**EXERCISE INSTRUCTIONS:** Could you find each line of the data below that contains the word "this" and copy those lines?

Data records
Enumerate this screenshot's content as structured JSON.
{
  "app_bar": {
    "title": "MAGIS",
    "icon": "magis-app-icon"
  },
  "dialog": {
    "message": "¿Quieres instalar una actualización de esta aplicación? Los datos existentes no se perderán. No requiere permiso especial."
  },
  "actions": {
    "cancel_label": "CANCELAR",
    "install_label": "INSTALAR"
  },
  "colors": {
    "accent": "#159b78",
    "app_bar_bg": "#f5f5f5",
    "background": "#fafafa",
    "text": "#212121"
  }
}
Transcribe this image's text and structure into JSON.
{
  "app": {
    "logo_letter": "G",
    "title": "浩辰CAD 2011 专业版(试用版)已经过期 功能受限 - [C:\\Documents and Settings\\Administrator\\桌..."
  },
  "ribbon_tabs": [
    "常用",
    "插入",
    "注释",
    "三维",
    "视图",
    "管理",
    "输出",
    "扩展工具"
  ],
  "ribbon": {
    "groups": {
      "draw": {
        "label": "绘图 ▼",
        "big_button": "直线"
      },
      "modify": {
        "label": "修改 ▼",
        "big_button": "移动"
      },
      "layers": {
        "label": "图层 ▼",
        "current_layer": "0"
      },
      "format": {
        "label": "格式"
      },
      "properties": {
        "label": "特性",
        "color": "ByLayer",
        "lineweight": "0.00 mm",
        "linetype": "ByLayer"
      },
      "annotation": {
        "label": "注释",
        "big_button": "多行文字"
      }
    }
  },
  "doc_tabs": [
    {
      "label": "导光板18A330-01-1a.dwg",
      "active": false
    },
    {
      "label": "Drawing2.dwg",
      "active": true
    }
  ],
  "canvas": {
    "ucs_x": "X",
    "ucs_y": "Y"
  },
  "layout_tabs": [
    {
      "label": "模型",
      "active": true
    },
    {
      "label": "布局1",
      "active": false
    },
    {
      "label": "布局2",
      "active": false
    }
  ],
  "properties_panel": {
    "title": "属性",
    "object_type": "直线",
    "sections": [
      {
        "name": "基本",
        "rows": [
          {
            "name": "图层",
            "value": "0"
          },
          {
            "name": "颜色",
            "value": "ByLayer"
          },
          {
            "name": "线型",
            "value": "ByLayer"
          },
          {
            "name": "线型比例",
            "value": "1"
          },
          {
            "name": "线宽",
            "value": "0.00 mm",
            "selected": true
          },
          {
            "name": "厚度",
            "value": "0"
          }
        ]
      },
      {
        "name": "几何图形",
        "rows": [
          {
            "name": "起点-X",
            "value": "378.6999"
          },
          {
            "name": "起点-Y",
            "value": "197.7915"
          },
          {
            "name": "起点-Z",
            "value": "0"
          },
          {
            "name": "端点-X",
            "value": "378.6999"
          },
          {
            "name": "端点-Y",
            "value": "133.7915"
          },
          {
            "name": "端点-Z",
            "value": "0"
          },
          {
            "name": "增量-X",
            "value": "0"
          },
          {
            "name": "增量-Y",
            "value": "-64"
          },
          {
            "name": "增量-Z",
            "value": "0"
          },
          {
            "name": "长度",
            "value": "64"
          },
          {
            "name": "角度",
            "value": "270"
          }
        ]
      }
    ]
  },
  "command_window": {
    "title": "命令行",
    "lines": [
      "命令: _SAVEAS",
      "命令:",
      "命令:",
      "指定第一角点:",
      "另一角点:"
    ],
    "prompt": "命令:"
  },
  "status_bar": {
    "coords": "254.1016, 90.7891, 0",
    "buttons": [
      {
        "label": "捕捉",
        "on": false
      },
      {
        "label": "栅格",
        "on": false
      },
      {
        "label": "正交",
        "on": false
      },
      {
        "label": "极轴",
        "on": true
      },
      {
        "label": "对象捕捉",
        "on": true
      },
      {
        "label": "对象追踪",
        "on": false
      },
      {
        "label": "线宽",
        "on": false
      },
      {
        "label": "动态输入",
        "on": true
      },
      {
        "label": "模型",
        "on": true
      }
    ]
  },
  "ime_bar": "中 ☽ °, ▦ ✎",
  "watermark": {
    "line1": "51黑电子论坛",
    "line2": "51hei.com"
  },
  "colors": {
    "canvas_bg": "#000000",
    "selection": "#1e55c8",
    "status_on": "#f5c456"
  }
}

**OUTPUT OF THE EXERCISE:**
Enumerate this screenshot's content as structured JSON.
Transcribe this image's text and structure into JSON.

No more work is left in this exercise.